Happy Valentine's Day, Brethren. I am so glad to have you along on this voyage that I thought I would share an historical milestone of this day. This one unencumbered by hearts and cupids but instead wreathed with daring and courage. And all in the tradition of wooden ships and iron men.
On this day in 1813, USS Essex became the first U.S. warship to cross into the Pacific ocean. At her helm that day and through out her South Pacific cruise during the War of 1812 was our old mate Captain David Porter.
Porter wrote regular reports to the Department of the Navy back home while he swept the Pacific like a wolf, literally shutting down the British whaling operations in that part of the world. The following is an excerpt from one of these dispatches, written later in 1813:
I have completely broken up the British navigation in the Pacific. The vessels which were not captured by me were laid up and dared not venture out into the great South Sea. They have furnished me amply with sails, cordage, cables, anchors, provisions, medicines and stores of ever description; and... clothing for seamen. We have in fact lived off the enemy since I have been in that sea, every prize having proved a well-founded store-ship for me.

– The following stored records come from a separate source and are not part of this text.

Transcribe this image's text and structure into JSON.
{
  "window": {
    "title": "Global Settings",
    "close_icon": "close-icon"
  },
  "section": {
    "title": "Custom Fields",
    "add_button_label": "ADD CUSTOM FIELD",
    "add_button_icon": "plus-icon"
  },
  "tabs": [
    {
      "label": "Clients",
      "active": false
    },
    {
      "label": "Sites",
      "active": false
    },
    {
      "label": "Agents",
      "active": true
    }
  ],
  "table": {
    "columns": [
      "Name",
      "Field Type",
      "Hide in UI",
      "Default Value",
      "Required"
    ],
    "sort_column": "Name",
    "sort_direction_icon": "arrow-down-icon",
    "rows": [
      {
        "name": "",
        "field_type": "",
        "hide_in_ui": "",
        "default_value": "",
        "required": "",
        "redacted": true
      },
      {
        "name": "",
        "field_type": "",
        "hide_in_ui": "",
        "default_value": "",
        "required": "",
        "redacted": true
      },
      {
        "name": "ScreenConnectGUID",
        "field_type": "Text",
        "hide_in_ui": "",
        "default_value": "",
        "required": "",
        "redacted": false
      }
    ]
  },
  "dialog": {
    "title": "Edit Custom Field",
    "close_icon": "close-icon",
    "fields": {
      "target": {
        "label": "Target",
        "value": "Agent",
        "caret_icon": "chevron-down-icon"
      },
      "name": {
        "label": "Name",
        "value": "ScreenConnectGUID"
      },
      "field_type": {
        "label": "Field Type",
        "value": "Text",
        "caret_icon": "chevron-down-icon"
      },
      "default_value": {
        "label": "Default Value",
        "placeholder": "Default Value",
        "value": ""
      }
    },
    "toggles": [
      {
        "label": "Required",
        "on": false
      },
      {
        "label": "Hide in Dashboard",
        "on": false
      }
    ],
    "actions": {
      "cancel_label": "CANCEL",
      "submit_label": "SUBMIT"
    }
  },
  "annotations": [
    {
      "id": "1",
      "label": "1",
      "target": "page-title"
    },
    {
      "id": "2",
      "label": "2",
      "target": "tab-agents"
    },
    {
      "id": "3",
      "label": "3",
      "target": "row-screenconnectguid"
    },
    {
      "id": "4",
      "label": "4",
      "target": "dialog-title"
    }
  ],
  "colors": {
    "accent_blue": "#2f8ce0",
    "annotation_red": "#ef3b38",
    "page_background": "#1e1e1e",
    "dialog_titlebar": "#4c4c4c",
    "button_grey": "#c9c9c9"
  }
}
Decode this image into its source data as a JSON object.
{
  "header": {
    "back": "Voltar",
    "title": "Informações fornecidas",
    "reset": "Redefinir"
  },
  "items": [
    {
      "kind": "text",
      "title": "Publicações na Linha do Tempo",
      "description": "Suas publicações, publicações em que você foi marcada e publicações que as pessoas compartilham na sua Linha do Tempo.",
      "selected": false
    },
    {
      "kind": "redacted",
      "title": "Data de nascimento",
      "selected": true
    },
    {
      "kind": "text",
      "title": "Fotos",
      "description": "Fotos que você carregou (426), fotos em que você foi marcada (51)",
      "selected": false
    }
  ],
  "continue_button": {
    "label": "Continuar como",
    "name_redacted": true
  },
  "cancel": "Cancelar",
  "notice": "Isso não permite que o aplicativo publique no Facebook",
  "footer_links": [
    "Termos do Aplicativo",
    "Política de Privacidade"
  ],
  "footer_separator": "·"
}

Porter's audacity and pompous self-admiration both come across in his writing. It is those qualities - and his unheard of success in this operation and many more - that made the great man both loved (particularly by his men) and hated (by peers like Stephen Decatur, James Barron, and others). I, as you know, shamelessly fall on the love side. I wonder if the Captain would appreciate a little Valentine from Pauline?